The Hogfish (Lachnolaimus maximus) is a type of wrasse that lives in sandy outer reef slope areas where gorgonians are abundant. It does not look like other wrasses: it has a large laterally compressed body instead of the typical small cigar-shaped body of wrasses; its first three dorsal fin spines are also unusually thick and elongated. It varies a lot in color, from pearl white to brownish-red, depending on its age and sex. The conspicuous dark spot at the back of its dorsal fin fades away with age. Males are more intensely colored than females, and also have a thick black band that covers the top part of their head.
The Hogfish gets its name from its long, pig-like snout that it uses to search for food buried in the sand. It eats bivalves, gastropods, sea urchin, crabs, and other mollusks, and its strong jaws and canine teeth are well adapted for crushing this hard-shelled prey. Hogfish are known to live in harem-type groups, where one male protects and mates with several females. What is fascinating is that Hogfish, like other wrasses, are sequential hermaphrodites, meaning that they begin life as female and mature to being male at around 3 years of age.

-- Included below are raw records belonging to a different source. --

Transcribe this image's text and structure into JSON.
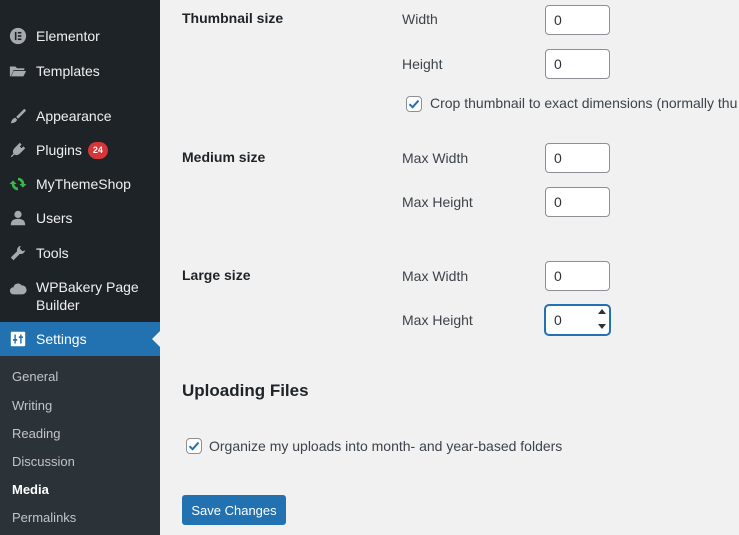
{
  "sidebar": {
    "items": [
      {
        "label": "Elementor",
        "icon": "elementor-icon"
      },
      {
        "label": "Templates",
        "icon": "folder-icon"
      },
      {
        "label": "Appearance",
        "icon": "paintbrush-icon"
      },
      {
        "label": "Plugins",
        "icon": "plugin-icon",
        "badge": "24"
      },
      {
        "label": "MyThemeShop",
        "icon": "refresh-icon"
      },
      {
        "label": "Users",
        "icon": "user-icon"
      },
      {
        "label": "Tools",
        "icon": "wrench-icon"
      },
      {
        "label_line1": "WPBakery Page",
        "label_line2": "Builder",
        "icon": "cloud-icon"
      },
      {
        "label": "Settings",
        "icon": "settings-sliders-icon",
        "active": true
      }
    ],
    "submenu": [
      "General",
      "Writing",
      "Reading",
      "Discussion",
      "Media",
      "Permalinks"
    ],
    "current_submenu": "Media"
  },
  "thumbnail": {
    "title": "Thumbnail size",
    "width_label": "Width",
    "width_value": "0",
    "height_label": "Height",
    "height_value": "0",
    "crop_label": "Crop thumbnail to exact dimensions (normally thu",
    "crop_checked": true
  },
  "medium": {
    "title": "Medium size",
    "max_width_label": "Max Width",
    "max_width_value": "0",
    "max_height_label": "Max Height",
    "max_height_value": "0"
  },
  "large": {
    "title": "Large size",
    "max_width_label": "Max Width",
    "max_width_value": "0",
    "max_height_label": "Max Height",
    "max_height_value": "0"
  },
  "uploading": {
    "title": "Uploading Files",
    "organize_label": "Organize my uploads into month- and year-based folders",
    "organize_checked": true
  },
  "save_label": "Save Changes",
  "colors": {
    "sidebar_bg": "#1d2327",
    "submenu_bg": "#2c3338",
    "accent": "#2271b1",
    "badge": "#d63638",
    "page_bg": "#f1f1f1"
  }
}
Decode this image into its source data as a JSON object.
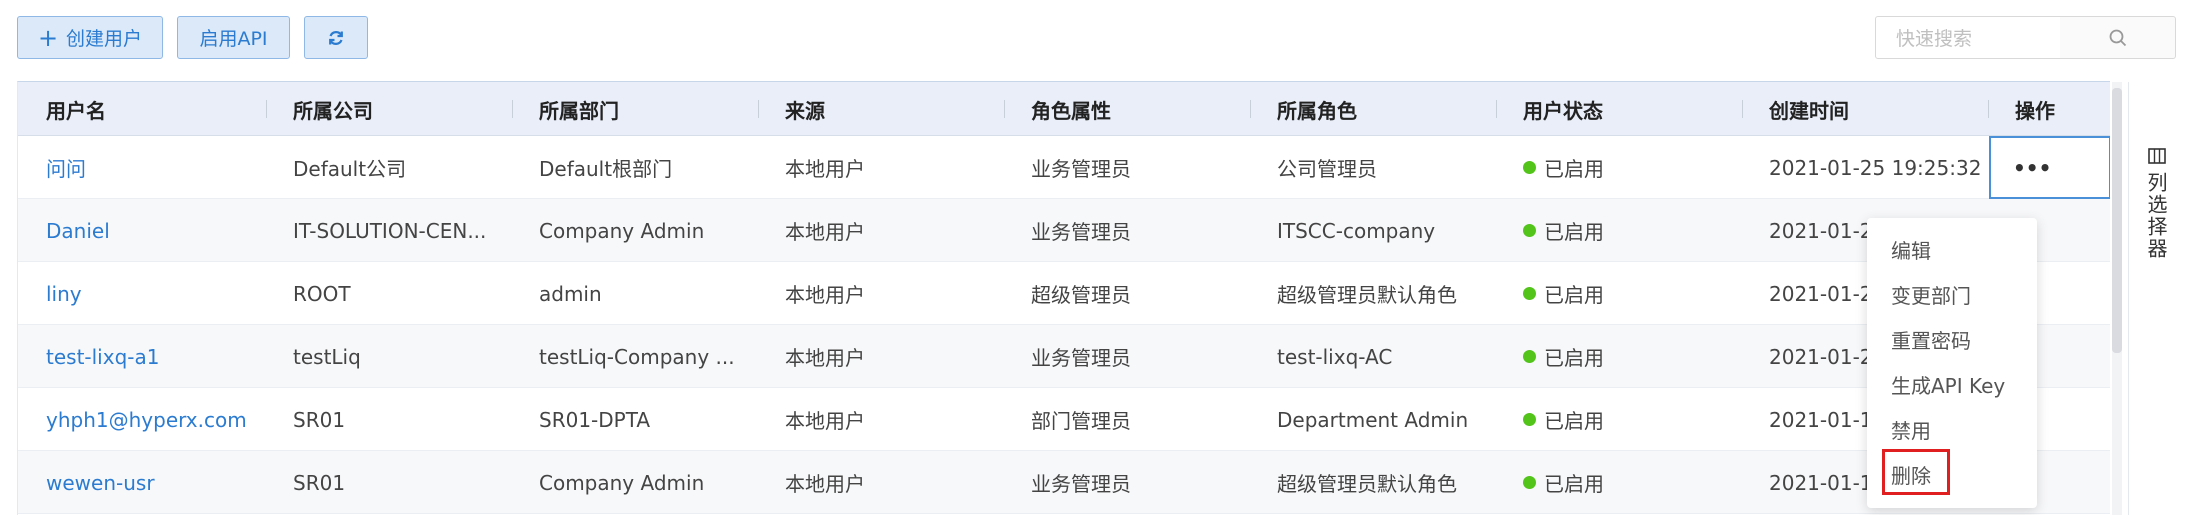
{
  "toolbar": {
    "create_user_label": "创建用户",
    "enable_api_label": "启用API",
    "refresh_icon": "refresh-icon",
    "search_placeholder": "快速搜索",
    "search_icon": "search-icon"
  },
  "table": {
    "columns": [
      "用户名",
      "所属公司",
      "所属部门",
      "来源",
      "角色属性",
      "所属角色",
      "用户状态",
      "创建时间",
      "操作"
    ],
    "rows": [
      {
        "username": "问问",
        "company": "Default公司",
        "department": "Default根部门",
        "source": "本地用户",
        "role_attr": "业务管理员",
        "role": "公司管理员",
        "status": "已启用",
        "created": "2021-01-25 19:25:32",
        "ops": "•••"
      },
      {
        "username": "Daniel",
        "company": "IT-SOLUTION-CEN...",
        "department": "Company Admin",
        "source": "本地用户",
        "role_attr": "业务管理员",
        "role": "ITSCC-company",
        "status": "已启用",
        "created": "2021-01-2"
      },
      {
        "username": "liny",
        "company": "ROOT",
        "department": "admin",
        "source": "本地用户",
        "role_attr": "超级管理员",
        "role": "超级管理员默认角色",
        "status": "已启用",
        "created": "2021-01-2"
      },
      {
        "username": "test-lixq-a1",
        "company": "testLiq",
        "department": "testLiq-Company ...",
        "source": "本地用户",
        "role_attr": "业务管理员",
        "role": "test-lixq-AC",
        "status": "已启用",
        "created": "2021-01-2"
      },
      {
        "username": "yhph1@hyperx.com",
        "company": "SR01",
        "department": "SR01-DPTA",
        "source": "本地用户",
        "role_attr": "部门管理员",
        "role": "Department Admin",
        "status": "已启用",
        "created": "2021-01-1"
      },
      {
        "username": "wewen-usr",
        "company": "SR01",
        "department": "Company Admin",
        "source": "本地用户",
        "role_attr": "业务管理员",
        "role": "超级管理员默认角色",
        "status": "已启用",
        "created": "2021-01-1"
      }
    ]
  },
  "column_selector": {
    "label": "列选择器",
    "icon": "columns-icon"
  },
  "dropdown": {
    "items": [
      "编辑",
      "变更部门",
      "重置密码",
      "生成API Key",
      "禁用",
      "删除"
    ],
    "highlighted": "删除"
  },
  "colors": {
    "accent": "#2b7bd0",
    "status_green": "#52c41a",
    "header_bg": "#e9eef8",
    "highlight_red": "#e02020"
  }
}
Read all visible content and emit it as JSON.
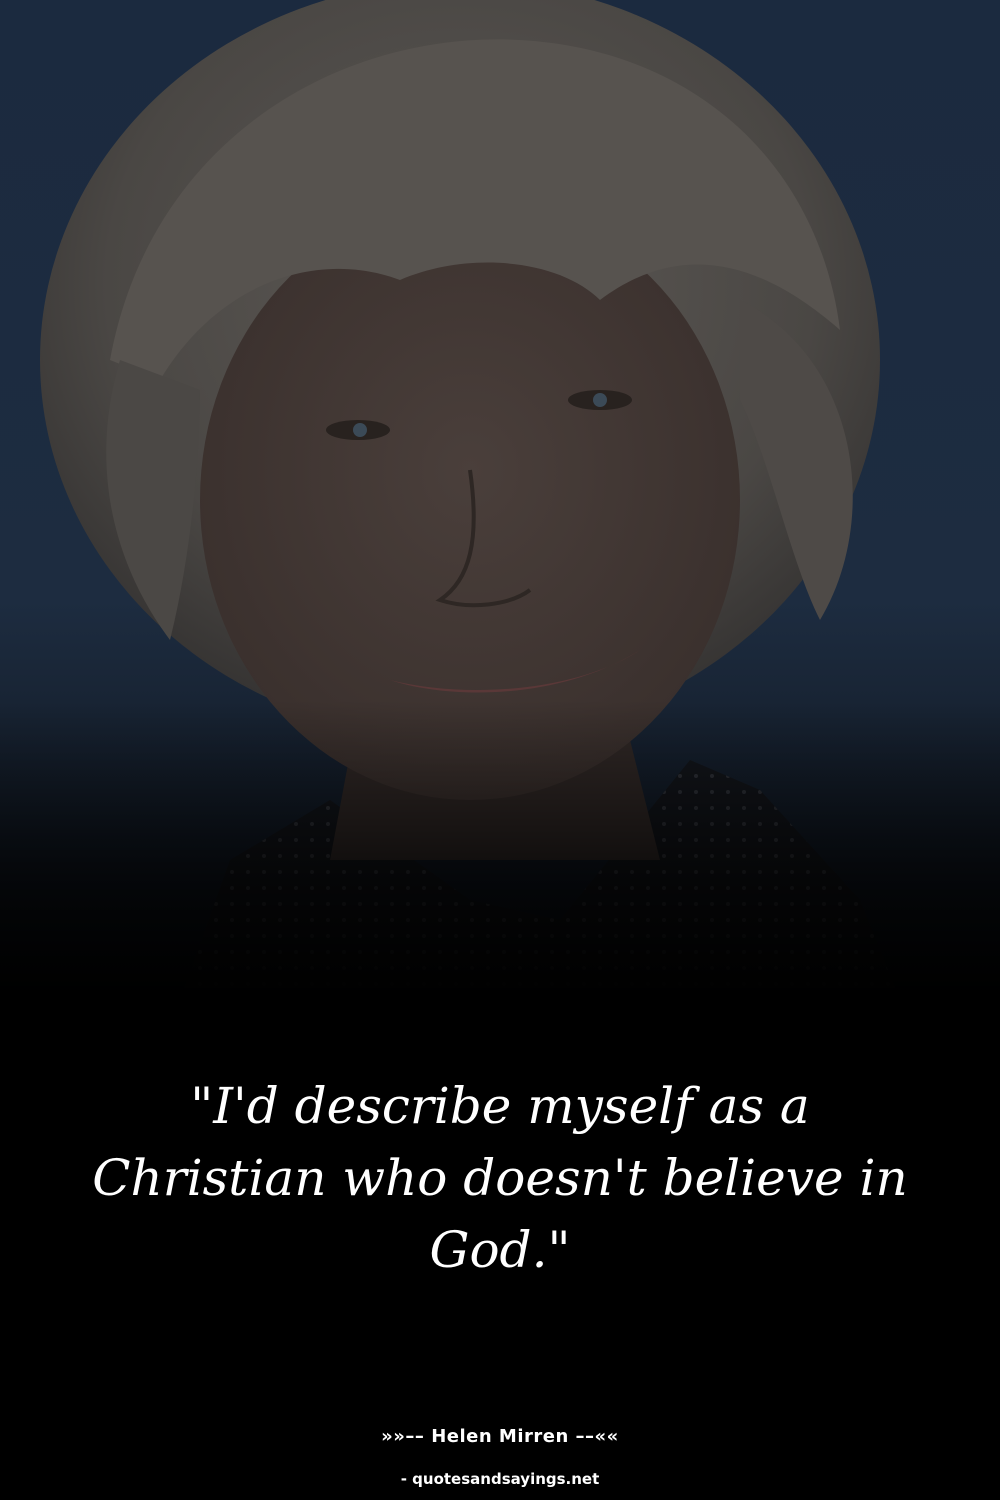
{
  "quote": {
    "text": "\"I'd describe myself as a Christian who doesn't believe in God.\""
  },
  "attribution": {
    "author_line": "»»–– Helen Mirren ––««"
  },
  "source": {
    "site_line": "- quotesandsayings.net"
  },
  "colors": {
    "background": "#000000",
    "backdrop_blue": "#1d2b3e",
    "text": "#ffffff"
  }
}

Sadly, the Hogfish is highly valued as a food source, and while once quite abundant within the Caribbean, populations are now depleted. This wrasse species is currently listed as Vulnerable on the IUCN Red List. Spearfishing alone is believed to have caused a 30% decline in its global population. The Hogfish is quite an uncommon sight within our islands, so consider yourself lucky if you spot one. Keep a safe distance, and if you see someone causing harm to this fish or any other marine life, please report it to your local marine park authority. Hopefully, with the safe haven offered by our Marine Parks, these quirky looking wrasses will one day abound again within the warm tropical waters of our islands.